Complex Networks: Structure and Dynamics
We are interested in the intricate interplay between the structure and dynamics of complex networks. In particular, using tools from statistical physics and graph theory, we studied various percolation transitions on complex networks, revealing their implications in dynamical processes on networked systems. We are also interested in application and development of modern statistical physics techniques and methodologies for data processing and network reconstruction, such as spectral methods in time-series data analysis and dimension reduction. Progress in this direction will improve statistical physics models across different time scales, extract universal properties, and explore new ideas towards relationships between network structure and dynamics, providing the theoretical underpinning for the other projects.

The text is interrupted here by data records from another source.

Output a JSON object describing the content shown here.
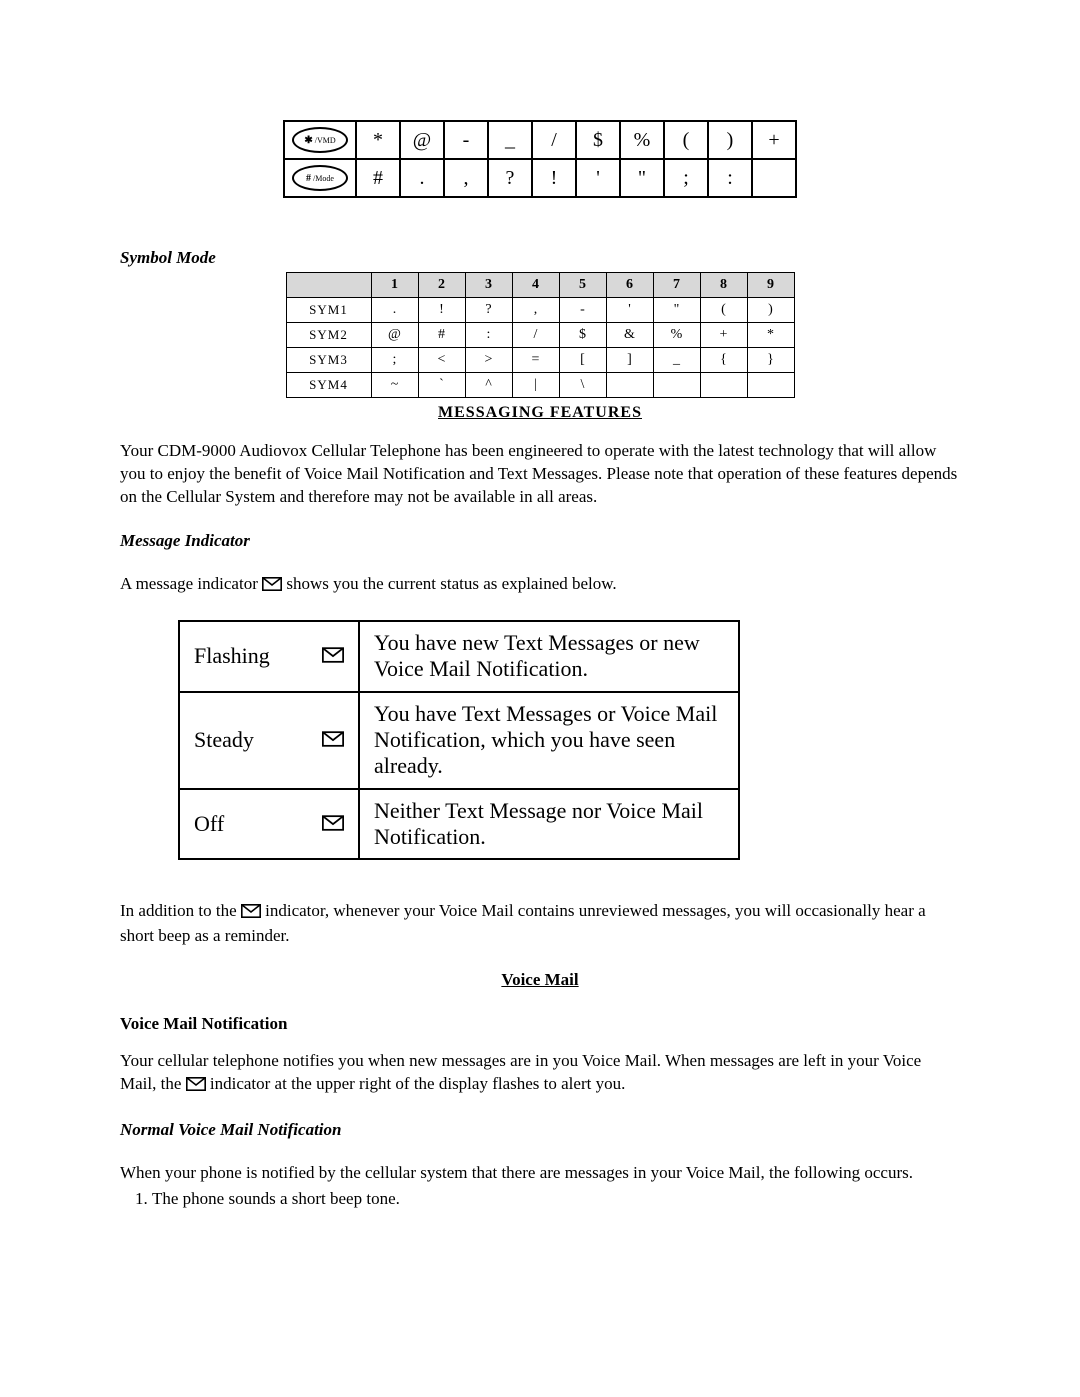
{
  "key_rows": [
    {
      "cap_sym": "✱",
      "cap_label": "/VMD",
      "cells": [
        "*",
        "@",
        "-",
        "_",
        "/",
        "$",
        "%",
        "(",
        ")",
        "+"
      ]
    },
    {
      "cap_sym": "#",
      "cap_label": "/Mode",
      "cells": [
        "#",
        ".",
        ",",
        "?",
        "!",
        "'",
        "\"",
        ";",
        ":",
        ""
      ]
    }
  ],
  "symbol_mode": {
    "heading": "Symbol Mode",
    "headers": [
      "",
      "1",
      "2",
      "3",
      "4",
      "5",
      "6",
      "7",
      "8",
      "9"
    ],
    "rows": [
      {
        "label": "SYM1",
        "cells": [
          ".",
          "!",
          "?",
          ",",
          "-",
          "'",
          "\"",
          "(",
          ")"
        ]
      },
      {
        "label": "SYM2",
        "cells": [
          "@",
          "#",
          ":",
          "/",
          "$",
          "&",
          "%",
          "+",
          "*"
        ]
      },
      {
        "label": "SYM3",
        "cells": [
          ";",
          "<",
          ">",
          "=",
          "[",
          "]",
          "_",
          "{",
          "}"
        ]
      },
      {
        "label": "SYM4",
        "cells": [
          "~",
          "`",
          "^",
          "|",
          "\\",
          "",
          "",
          "",
          ""
        ]
      }
    ],
    "caption": "MESSAGING FEATURES"
  },
  "intro_para": "Your CDM-9000 Audiovox Cellular Telephone has been engineered to operate with the latest technology that will allow you to enjoy the benefit of Voice Mail Notification and Text Messages.  Please note that operation of these features depends on the Cellular System and therefore may not be available in all areas.",
  "msg_indicator": {
    "heading": "Message Indicator",
    "lead_before": "A message indicator",
    "lead_after": "shows you the current status as explained below.",
    "rows": [
      {
        "state": "Flashing",
        "desc": "You have new Text Messages or new Voice Mail Notification."
      },
      {
        "state": "Steady",
        "desc": "You have Text Messages or Voice Mail Notification, which you have seen already."
      },
      {
        "state": "Off",
        "desc": "Neither Text Message nor Voice Mail Notification."
      }
    ],
    "after_para_before": "In addition to the",
    "after_para_after": "indicator, whenever your Voice Mail contains unreviewed messages, you will occasionally hear a short beep as a reminder."
  },
  "voice_mail": {
    "heading": "Voice Mail",
    "sub1": "Voice Mail Notification",
    "para1_before": "Your cellular telephone notifies you when new messages are in you Voice Mail.  When messages are left in your Voice Mail, the",
    "para1_after": "indicator at the upper right of the display flashes to alert you.",
    "sub2": "Normal Voice Mail Notification",
    "para2": "When your phone is notified by the cellular system that there are messages in your Voice Mail, the following occurs.",
    "list_item1": "The phone sounds a short beep tone."
  }
}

Eligibility: The ideal candidate is expected to have a background in one or more of the following fields: physics, biology, computer science, or mathematics. Excellent organizational and interpersonal skills, along with a stated interest in scientific research, are essential. Computer programming and analytic experience with large datasets is a plus.
Application: All interested candidates should submit an application consisting of (i) current Curriculum Vitae, (ii) brief statement of research experience and interests, and (iii) transcripts (as one single PDF file) to firstname.lastname@example.org or email@example.com.